REQUIRED WORK
Pick every line out of the entries below that holds the string "lknertrand", and report them.

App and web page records
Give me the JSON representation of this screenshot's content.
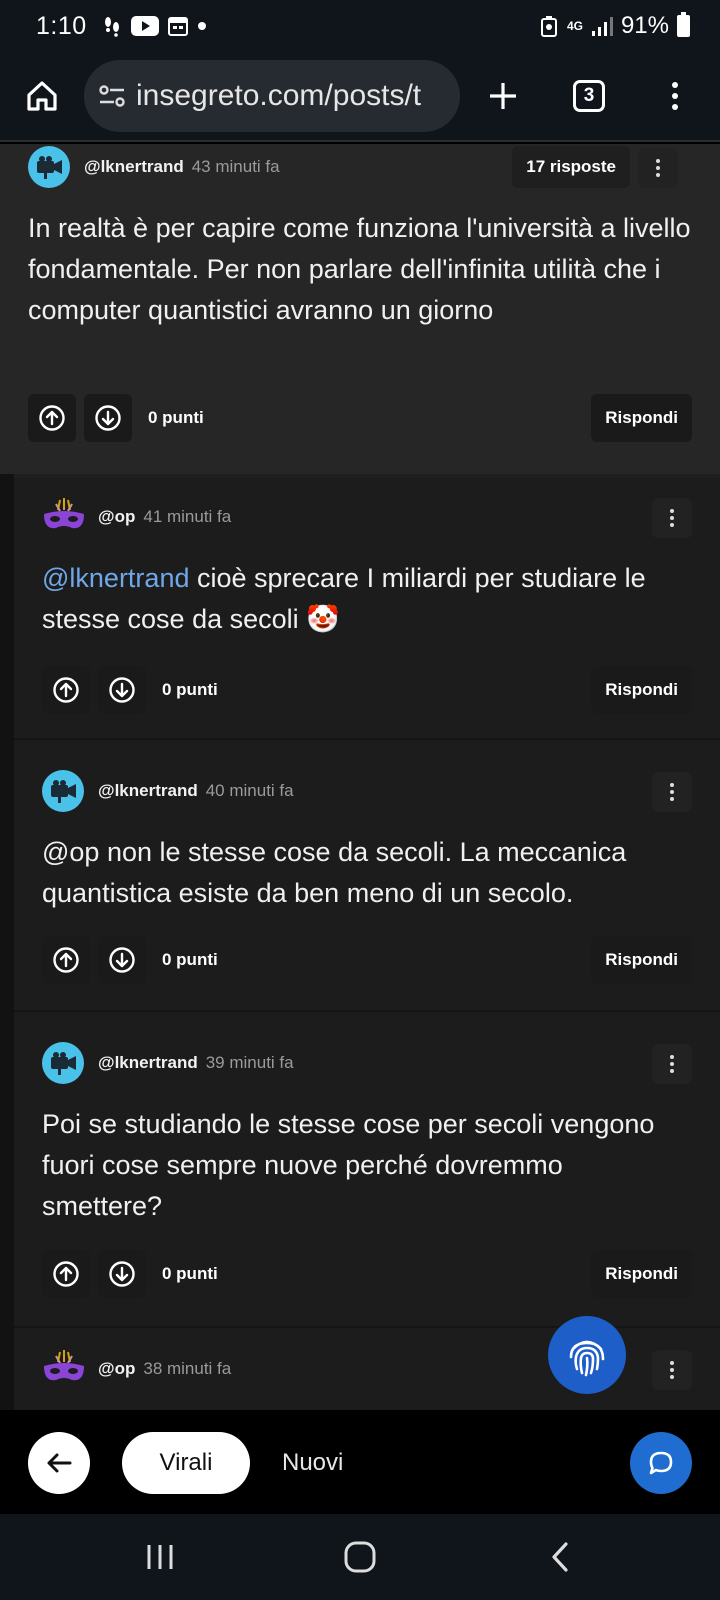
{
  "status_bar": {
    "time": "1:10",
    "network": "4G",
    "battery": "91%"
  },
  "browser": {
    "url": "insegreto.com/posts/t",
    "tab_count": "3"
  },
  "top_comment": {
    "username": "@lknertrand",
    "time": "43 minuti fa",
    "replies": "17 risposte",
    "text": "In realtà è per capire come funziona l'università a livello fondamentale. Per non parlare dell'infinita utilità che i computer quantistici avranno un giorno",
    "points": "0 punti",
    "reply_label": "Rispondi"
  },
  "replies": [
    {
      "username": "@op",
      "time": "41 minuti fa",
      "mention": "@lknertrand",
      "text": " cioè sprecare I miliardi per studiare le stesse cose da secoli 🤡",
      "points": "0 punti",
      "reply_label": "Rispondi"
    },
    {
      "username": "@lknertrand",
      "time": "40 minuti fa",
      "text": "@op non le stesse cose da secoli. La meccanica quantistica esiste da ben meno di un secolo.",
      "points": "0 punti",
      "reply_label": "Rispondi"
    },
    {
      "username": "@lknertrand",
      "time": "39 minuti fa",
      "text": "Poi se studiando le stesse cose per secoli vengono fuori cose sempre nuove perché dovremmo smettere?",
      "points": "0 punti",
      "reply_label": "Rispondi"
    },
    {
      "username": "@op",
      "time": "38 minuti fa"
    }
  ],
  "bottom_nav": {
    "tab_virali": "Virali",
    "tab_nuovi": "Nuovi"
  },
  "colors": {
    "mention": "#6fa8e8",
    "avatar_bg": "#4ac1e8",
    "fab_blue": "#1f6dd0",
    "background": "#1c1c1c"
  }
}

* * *

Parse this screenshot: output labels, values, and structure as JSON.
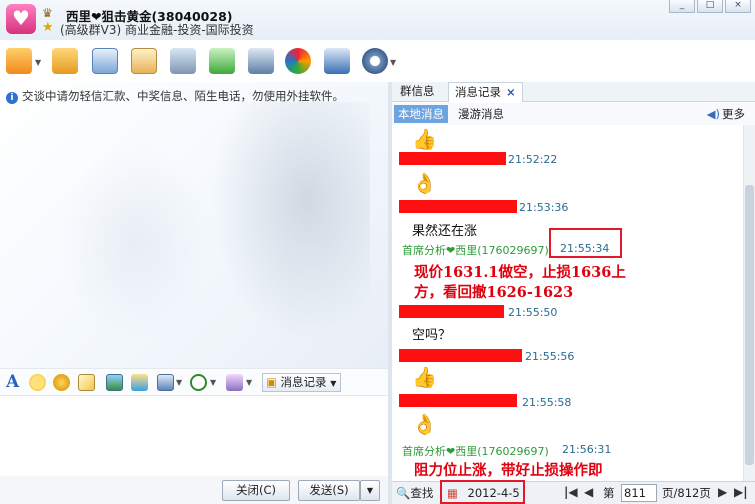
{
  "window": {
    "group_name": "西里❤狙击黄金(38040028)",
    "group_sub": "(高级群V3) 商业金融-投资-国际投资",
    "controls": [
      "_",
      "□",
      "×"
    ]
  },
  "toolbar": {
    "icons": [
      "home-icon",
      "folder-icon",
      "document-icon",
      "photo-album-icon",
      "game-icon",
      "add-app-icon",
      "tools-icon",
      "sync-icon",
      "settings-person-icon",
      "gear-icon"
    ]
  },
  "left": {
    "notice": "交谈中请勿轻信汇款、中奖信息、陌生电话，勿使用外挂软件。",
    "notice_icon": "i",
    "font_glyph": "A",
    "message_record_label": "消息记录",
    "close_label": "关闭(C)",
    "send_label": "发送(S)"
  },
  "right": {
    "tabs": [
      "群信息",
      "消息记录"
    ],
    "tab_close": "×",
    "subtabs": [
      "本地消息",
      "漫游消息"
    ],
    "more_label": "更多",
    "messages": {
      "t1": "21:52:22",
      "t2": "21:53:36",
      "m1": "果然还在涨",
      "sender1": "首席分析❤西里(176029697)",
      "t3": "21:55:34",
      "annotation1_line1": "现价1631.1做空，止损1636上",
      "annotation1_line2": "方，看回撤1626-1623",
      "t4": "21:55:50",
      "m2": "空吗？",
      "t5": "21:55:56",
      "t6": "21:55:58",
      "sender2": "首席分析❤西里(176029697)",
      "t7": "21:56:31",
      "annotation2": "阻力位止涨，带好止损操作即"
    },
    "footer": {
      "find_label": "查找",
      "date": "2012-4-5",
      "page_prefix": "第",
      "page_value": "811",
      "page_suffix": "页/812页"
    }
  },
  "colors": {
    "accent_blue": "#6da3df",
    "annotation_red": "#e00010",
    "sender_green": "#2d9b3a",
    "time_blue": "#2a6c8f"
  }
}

SOLUTION FOR THIS PROBLEM
    "username": "@lknertrand",
      "mention": "@lknertrand",
      "username": "@lknertrand",
      "username": "@lknertrand",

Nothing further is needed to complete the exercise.